Gandhi Hurwitz’s artistic journey is a testament to the transformative power of passion and learning in the field of photography. Starting with a simple Christmas gift of a camera at the age of ten, Hurwitz’s early exposure to photography was nurtured by his mother, an amateur photographer, and further influenced by the students of his father, a college professor. This blend of familial and academic environments provided a unique foundation for his creative development.

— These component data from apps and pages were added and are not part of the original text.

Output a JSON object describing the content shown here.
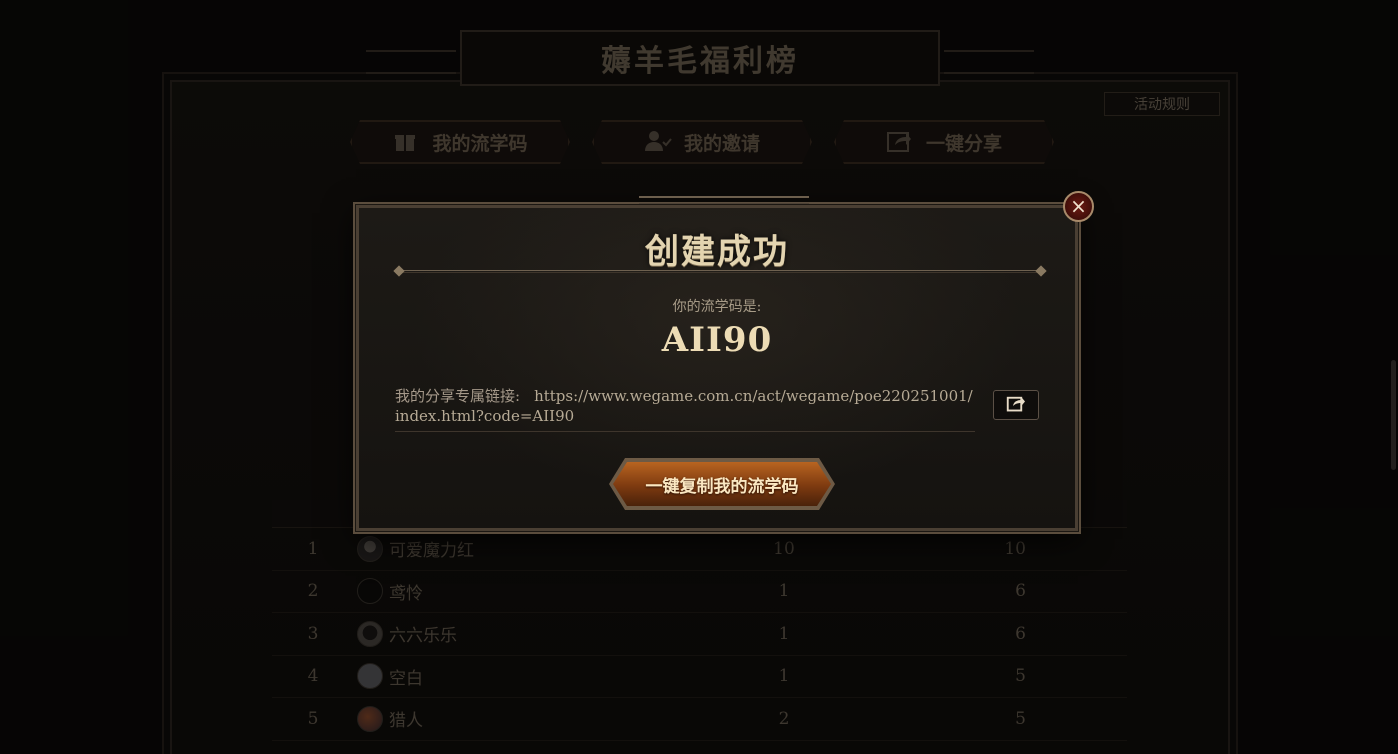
{
  "page": {
    "title": "薅羊毛福利榜",
    "rules_label": "活动规则",
    "tabs": [
      {
        "label": "我的流学码",
        "icon": "gift-icon"
      },
      {
        "label": "我的邀请",
        "icon": "user-check-icon"
      },
      {
        "label": "一键分享",
        "icon": "share-icon"
      }
    ]
  },
  "ranking": {
    "rows": [
      {
        "rank": "1",
        "name": "可爱魔力红",
        "a": "10",
        "b": "10"
      },
      {
        "rank": "2",
        "name": "鸢怜",
        "a": "1",
        "b": "6"
      },
      {
        "rank": "3",
        "name": "六六乐乐",
        "a": "1",
        "b": "6"
      },
      {
        "rank": "4",
        "name": "空白",
        "a": "1",
        "b": "5"
      },
      {
        "rank": "5",
        "name": "猎人",
        "a": "2",
        "b": "5"
      }
    ]
  },
  "modal": {
    "title": "创建成功",
    "code_label": "你的流学码是:",
    "code_value": "AII90",
    "link_label": "我的分享专属链接:",
    "link_url": "https://www.wegame.com.cn/act/wegame/poe220251001/index.html?code=AII90",
    "copy_button": "一键复制我的流学码",
    "close_symbol": "×"
  }
}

Hurwitz’s exploration of black and white film photography and darkroom techniques marked a significant phase in his artistic evolution. The pivotal moment, however, came with his encounter with Ansel Adams’ book “The Print.” Adams’ philosophy resonated deeply with Hurwitz, particularly the idea of “painting with light” and making rather than taking pictures. This epiphany steered Hurwitz towards a more impressionistic approach to photography, where the aim was to capture and communicate the essence of his emotional experiences rather than just the visual details.
This approach reflects in his desire to go beyond mere memorialized snapshots. Hurwitz aspires to use his camera as a tool to express what his heart feels, often finding that the camera can see things more intriguingly than the eyes can. His work, therefore, is an artistic endeavor to bridge the gap between visual perception and emotional expression.
Influenced by a diverse range of artists like Ansel Adams, Andrew Wyeth, Rembrandt, Robert Mapplethorpe, Frida Kahlo, and Kevin Fleming, Hurwitz’s style is a confluence of various artistic philosophies and techniques. Each of these influences, along with the books, films, and people he has loved, contributes to the unique way he perceives and captures the world around him. This eclectic mix of influences underscores Hurwitz’s commitment to exploring the depths of photography not just as a form of visual documentation, but as a medium for profound artistic expression.